- Weather processes: Atmospheric phenomena that determine temperature, precipitation, wind, and other meteorological conditions.
Analysis of the troposphere’s significance in determining weather processes:
- Temperature Gradient:
- The troposphere experiences a decrease in temperature with altitude, known as the lapse rate.
- This gradient drives convection currents, leading to the formation of clouds and precipitation.
- Example: The development of cumulonimbus clouds, which produce thunderstorms.
- Water Vapor and Cloud Formation:
- The troposphere contains the majority of Earth’s water vapor, essential for cloud formation and precipitation.
- Rising air cools and condenses, forming clouds and releasing latent heat, which influences weather patterns.
- Example: The formation of stratus clouds, which can lead to drizzle or light rain.
- Wind Patterns:
- The troposphere is where global wind patterns, such as trade winds, westerlies, and polar easterlies, occur.
- These wind patterns distribute heat and moisture, influencing regional climates and weather events.
- Example: The Indian monsoon, driven by the seasonal reversal of wind patterns.
- Weather Fronts and Systems:
- The troposphere is the location of weather fronts, where air masses with different temperatures and humidity levels meet.
- The interaction of these air masses leads to the development of weather systems, such as cyclones and anticyclones. copyright©iasexpress.net
- Example: The formation of a cold front, which can cause heavy rain and thunderstorms.

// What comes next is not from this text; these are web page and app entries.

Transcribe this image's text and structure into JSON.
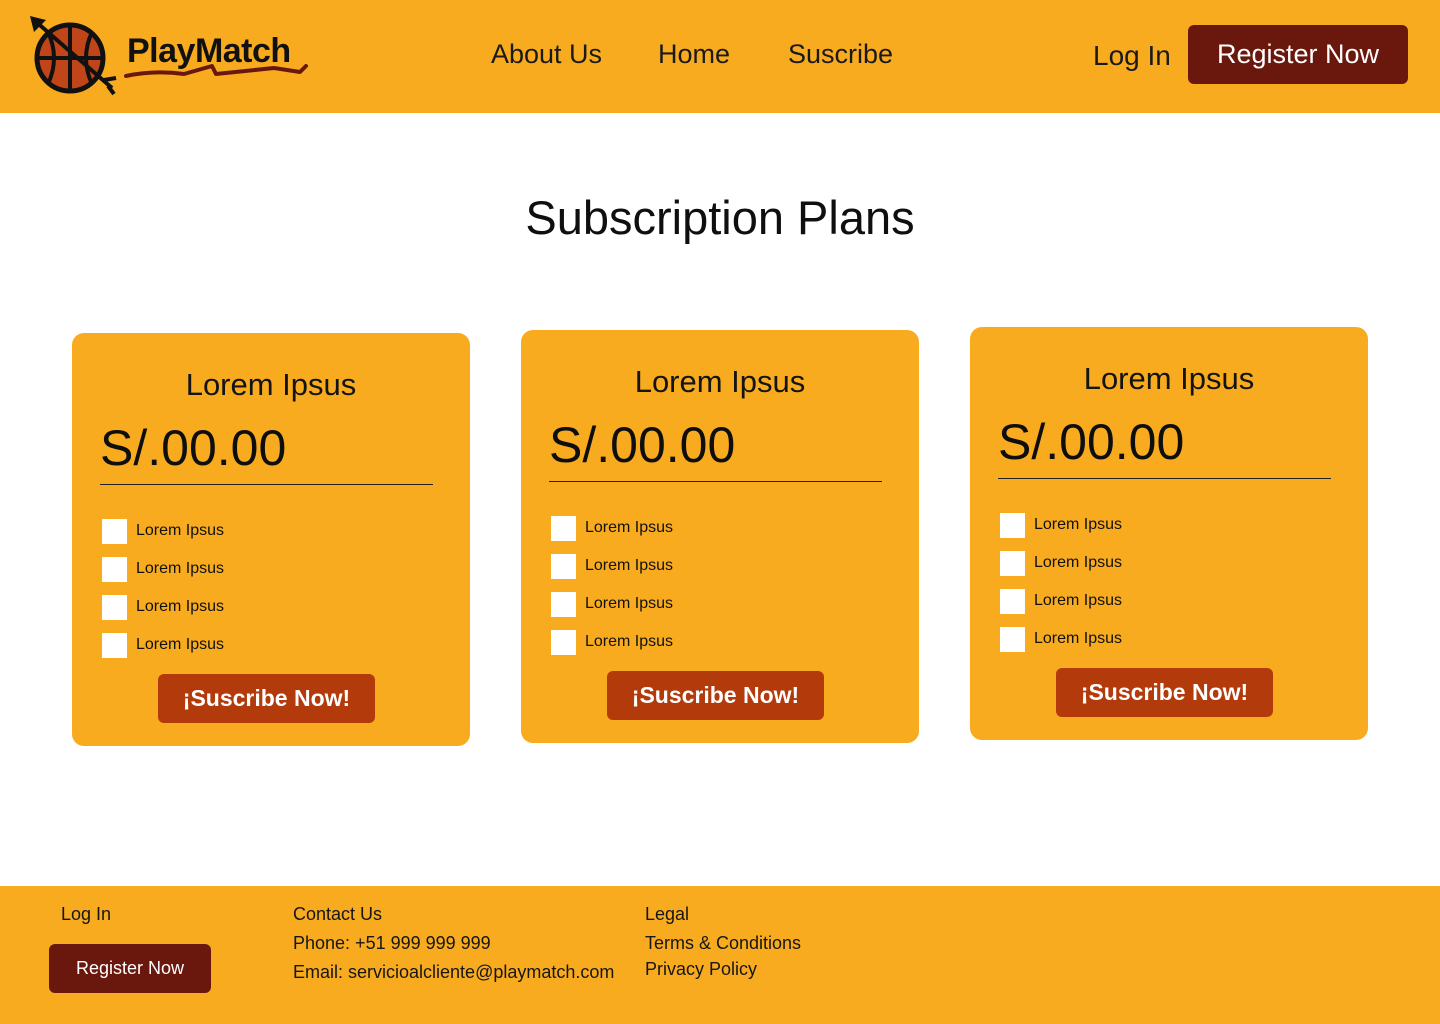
{
  "header": {
    "brand": "PlayMatch",
    "nav": [
      "About Us",
      "Home",
      "Suscribe"
    ],
    "login": "Log In",
    "register": "Register Now"
  },
  "main": {
    "title": "Subscription Plans",
    "plans": [
      {
        "name": "Lorem Ipsus",
        "price": "S/.00.00",
        "features": [
          "Lorem Ipsus",
          "Lorem Ipsus",
          "Lorem Ipsus",
          "Lorem Ipsus"
        ],
        "cta": "¡Suscribe Now!"
      },
      {
        "name": "Lorem Ipsus",
        "price": "S/.00.00",
        "features": [
          "Lorem Ipsus",
          "Lorem Ipsus",
          "Lorem Ipsus",
          "Lorem Ipsus"
        ],
        "cta": "¡Suscribe Now!"
      },
      {
        "name": "Lorem Ipsus",
        "price": "S/.00.00",
        "features": [
          "Lorem Ipsus",
          "Lorem Ipsus",
          "Lorem Ipsus",
          "Lorem Ipsus"
        ],
        "cta": "¡Suscribe Now!"
      }
    ]
  },
  "footer": {
    "login": "Log In",
    "register": "Register Now",
    "contact_title": "Contact Us",
    "phone": "Phone: +51 999 999 999",
    "email": "Email: servicioalcliente@playmatch.com",
    "legal_title": "Legal",
    "terms": "Terms & Conditions",
    "privacy": "Privacy Policy"
  },
  "colors": {
    "primary": "#F8AB1F",
    "dark_accent": "#6A180E",
    "cta": "#B23A0B"
  },
  "icons": {
    "logo": "basketball-arrow-icon"
  }
}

Conclusion: The troposphere is a crucial atmospheric layer that determines weather processes due to its temperature gradient, water vapor content, wind patterns, and the formation of weather fronts and systems. These factors interact within the troposphere to create the diverse range of weather conditions experienced on Earth’s surface.